[Information provided Boundary: Start]

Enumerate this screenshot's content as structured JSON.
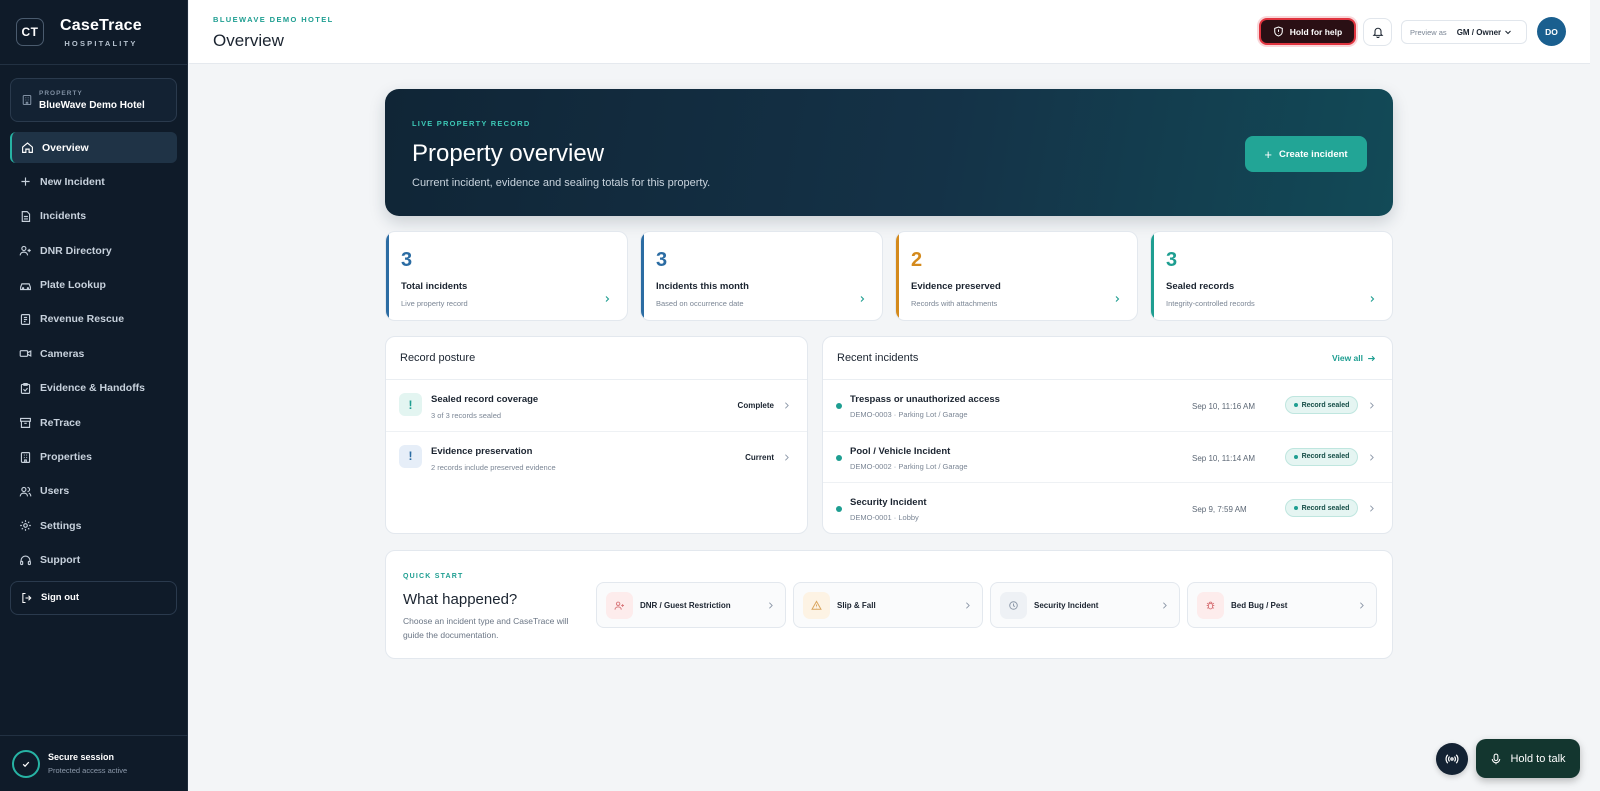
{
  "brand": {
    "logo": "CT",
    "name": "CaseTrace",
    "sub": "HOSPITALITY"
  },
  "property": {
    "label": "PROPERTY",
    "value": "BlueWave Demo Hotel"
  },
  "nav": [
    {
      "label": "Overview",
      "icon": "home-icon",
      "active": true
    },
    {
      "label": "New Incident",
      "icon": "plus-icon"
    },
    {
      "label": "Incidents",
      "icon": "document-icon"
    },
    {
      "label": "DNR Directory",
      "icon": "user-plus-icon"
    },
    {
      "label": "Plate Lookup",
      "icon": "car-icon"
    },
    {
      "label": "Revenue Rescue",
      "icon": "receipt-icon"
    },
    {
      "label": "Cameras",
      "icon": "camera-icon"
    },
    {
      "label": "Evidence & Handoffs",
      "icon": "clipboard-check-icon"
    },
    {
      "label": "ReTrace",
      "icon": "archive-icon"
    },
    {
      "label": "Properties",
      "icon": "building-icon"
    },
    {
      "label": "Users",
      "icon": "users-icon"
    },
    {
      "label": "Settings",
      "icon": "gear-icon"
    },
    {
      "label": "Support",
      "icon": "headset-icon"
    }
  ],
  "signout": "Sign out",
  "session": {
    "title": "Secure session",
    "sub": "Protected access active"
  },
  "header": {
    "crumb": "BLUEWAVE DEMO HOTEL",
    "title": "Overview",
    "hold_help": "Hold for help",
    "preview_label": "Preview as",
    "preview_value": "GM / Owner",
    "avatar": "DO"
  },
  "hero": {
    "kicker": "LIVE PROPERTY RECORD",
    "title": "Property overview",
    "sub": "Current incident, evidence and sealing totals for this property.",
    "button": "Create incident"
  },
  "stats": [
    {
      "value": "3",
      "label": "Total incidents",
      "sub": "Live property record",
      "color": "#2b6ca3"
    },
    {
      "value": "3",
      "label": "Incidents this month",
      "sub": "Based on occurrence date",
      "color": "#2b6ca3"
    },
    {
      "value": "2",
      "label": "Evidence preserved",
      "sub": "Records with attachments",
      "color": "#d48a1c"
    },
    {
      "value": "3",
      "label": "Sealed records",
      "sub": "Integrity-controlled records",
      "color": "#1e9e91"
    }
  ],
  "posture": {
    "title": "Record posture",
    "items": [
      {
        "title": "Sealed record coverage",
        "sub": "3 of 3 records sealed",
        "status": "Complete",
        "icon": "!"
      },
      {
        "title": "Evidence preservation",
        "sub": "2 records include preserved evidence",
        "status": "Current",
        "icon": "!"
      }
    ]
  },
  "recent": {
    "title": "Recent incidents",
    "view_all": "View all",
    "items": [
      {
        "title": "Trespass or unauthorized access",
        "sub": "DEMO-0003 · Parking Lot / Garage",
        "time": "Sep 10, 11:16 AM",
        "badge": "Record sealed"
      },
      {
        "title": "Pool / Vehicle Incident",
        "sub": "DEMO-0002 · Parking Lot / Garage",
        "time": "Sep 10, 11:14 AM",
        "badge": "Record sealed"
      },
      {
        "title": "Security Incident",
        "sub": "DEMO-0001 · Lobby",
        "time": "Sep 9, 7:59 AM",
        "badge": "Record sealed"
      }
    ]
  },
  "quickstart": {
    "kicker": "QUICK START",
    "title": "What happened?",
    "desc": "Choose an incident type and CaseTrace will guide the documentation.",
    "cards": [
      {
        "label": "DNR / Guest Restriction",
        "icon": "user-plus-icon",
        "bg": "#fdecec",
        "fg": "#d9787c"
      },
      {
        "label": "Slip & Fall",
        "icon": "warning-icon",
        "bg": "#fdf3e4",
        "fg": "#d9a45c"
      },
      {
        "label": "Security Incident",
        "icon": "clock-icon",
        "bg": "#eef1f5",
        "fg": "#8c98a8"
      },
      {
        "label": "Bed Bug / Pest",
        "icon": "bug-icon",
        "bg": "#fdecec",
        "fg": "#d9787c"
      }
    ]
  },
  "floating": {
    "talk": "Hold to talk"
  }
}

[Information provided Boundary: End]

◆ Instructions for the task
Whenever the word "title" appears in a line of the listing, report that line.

◆ Task response
    "title": "Secure session",
    "title": "Overview",
    "title": "Property overview",
    "title": "Record posture",
        "title": "Sealed record coverage",
        "title": "Evidence preservation",
    "title": "Recent incidents",
        "title": "Trespass or unauthorized access",
        "title": "Pool / Vehicle Incident",
        "title": "Security Incident",
    "title": "What happened?",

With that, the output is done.